### What this task involves
Give back the entire listing exactly as it was provided.

### Excerpted data
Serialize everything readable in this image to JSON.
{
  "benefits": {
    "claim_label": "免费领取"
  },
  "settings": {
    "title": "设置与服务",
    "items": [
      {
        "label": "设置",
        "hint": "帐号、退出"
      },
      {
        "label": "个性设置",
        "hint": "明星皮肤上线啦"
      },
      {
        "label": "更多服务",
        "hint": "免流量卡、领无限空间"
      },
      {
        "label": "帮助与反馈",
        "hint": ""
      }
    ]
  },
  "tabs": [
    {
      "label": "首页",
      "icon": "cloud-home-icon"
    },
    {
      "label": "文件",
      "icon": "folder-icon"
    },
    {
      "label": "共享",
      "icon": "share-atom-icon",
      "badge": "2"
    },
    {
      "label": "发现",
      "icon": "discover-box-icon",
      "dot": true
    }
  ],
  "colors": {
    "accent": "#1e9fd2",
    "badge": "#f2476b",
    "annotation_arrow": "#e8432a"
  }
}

### Response for this exercise
Serialize everything readable in this image to JSON.
{
  "benefits": {
    "claim_label": "免费领取"
  },
  "settings": {
    "title": "设置与服务",
    "items": [
      {
        "label": "设置",
        "hint": "帐号、退出"
      },
      {
        "label": "个性设置",
        "hint": "明星皮肤上线啦"
      },
      {
        "label": "更多服务",
        "hint": "免流量卡、领无限空间"
      },
      {
        "label": "帮助与反馈",
        "hint": ""
      }
    ]
  },
  "tabs": [
    {
      "label": "首页",
      "icon": "cloud-home-icon"
    },
    {
      "label": "文件",
      "icon": "folder-icon"
    },
    {
      "label": "共享",
      "icon": "share-atom-icon",
      "badge": "2"
    },
    {
      "label": "发现",
      "icon": "discover-box-icon",
      "dot": true
    }
  ],
  "colors": {
    "accent": "#1e9fd2",
    "badge": "#f2476b",
    "annotation_arrow": "#e8432a"
  }
}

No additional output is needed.